This note lists the main things that I will be doing with R next year.
I took some kind of a break from R over the past 18 months. I plan to change that this coming year, and have compiled the following list of things that I want to explore, or come back to.
While I have fully transitioned towards “tidy data” and its wonderful packages, I am still not the type of R user who works in R Markdown documents (notebooks) like David Robinson so brilliantly illustrates in his videos.
I hope to get there next year, because it makes sense from a reproducibility perspective.
Most of my quantitative methods courses involve either basic frequentist regression models, or models used on panel data by political scientists, who have imported a lot of their modelling standards from econometrics and political economy. The models and replication material that come with published articles are mostly coded in Stata.
One thing that I need to do this coming year is to check how easy (or difficult) it is, in 2021, to replicate those Stata-coded panel data models in R. This will involve looking mostly at cross-section time-series (CSTS) data, usually measured at the country level, and fitting some of the regression models available in Stata.
I have been wanting to upgrade my Web scraping skills for some time, and while my initial plan was to learn enough Python to switch to that language (and its excellent libraries) for Web scraping, I keep coming back to R due to lack of proper learning time and too little professional incentives to code in Python.
The specific thing that I will be coming back to is headless browsing.
Network models, and exponential random graph models (ERGMs) in particular, have improved a lot in the past few years.

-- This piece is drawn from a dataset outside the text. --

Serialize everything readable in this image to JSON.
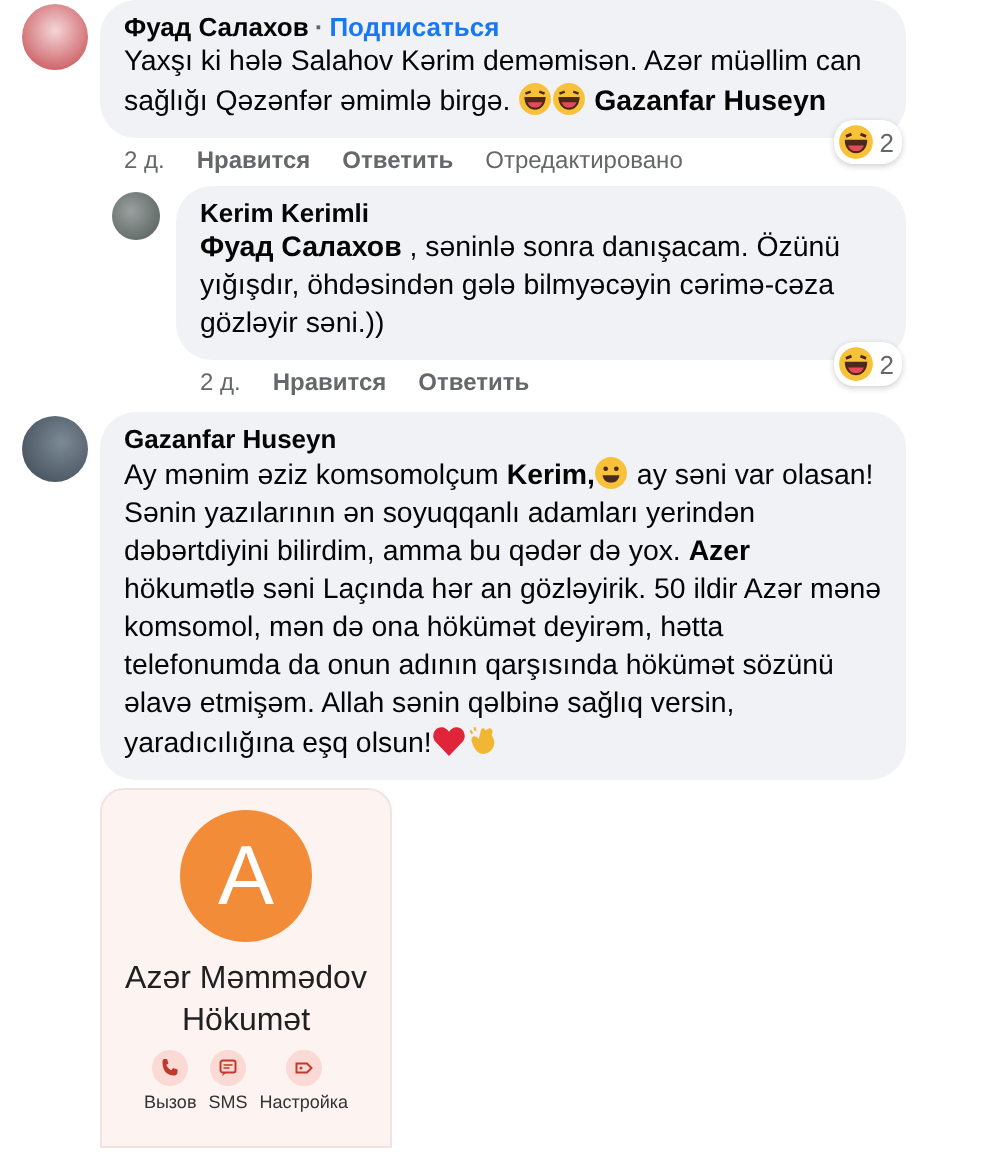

I have followed the literature at a distance, and need to dive into it again, especially for the part that focuses either on generalizing ERGMs beyond binary responses, or on taking time (temporal dependence) into account.
I received my copy of Gelman, Hill and Vehtari’s Regression and Other Stories this summer, and do not want that book to end up with Harrell’s Regression Modeling Strategies and McElreath’s Statistical Rethinking on my list of books that I want to read, but might never end up doing so. (The list is much longer than that, and also has everything by Hastie and Tibshirani on it.)
Let’s call this to-do item my annual attempt at transitioning further towards Bayesianism, which is made easy in R thanks to the
rstanarm package, to Harrell’s
rmsb packages, and McElreath’s
tidymodels framework and Julia Silge’s videos offer a nice invitation to dive deeper into those things that many of us explored when “machine learning” was the keyword that any aspiring methodologist (or data scientist, or else) had to know something about.
Going back to learning about machine learning is something that I look forward to, and which I plan to do while looking again at Cosma Shalizi’s course on data mining from 2019.
The to-do list above will have to finds its place alongside coding in Stata for one of my oldest courses, plus reading about many other things that have little to do with R or statistics Let’s see if that will happen.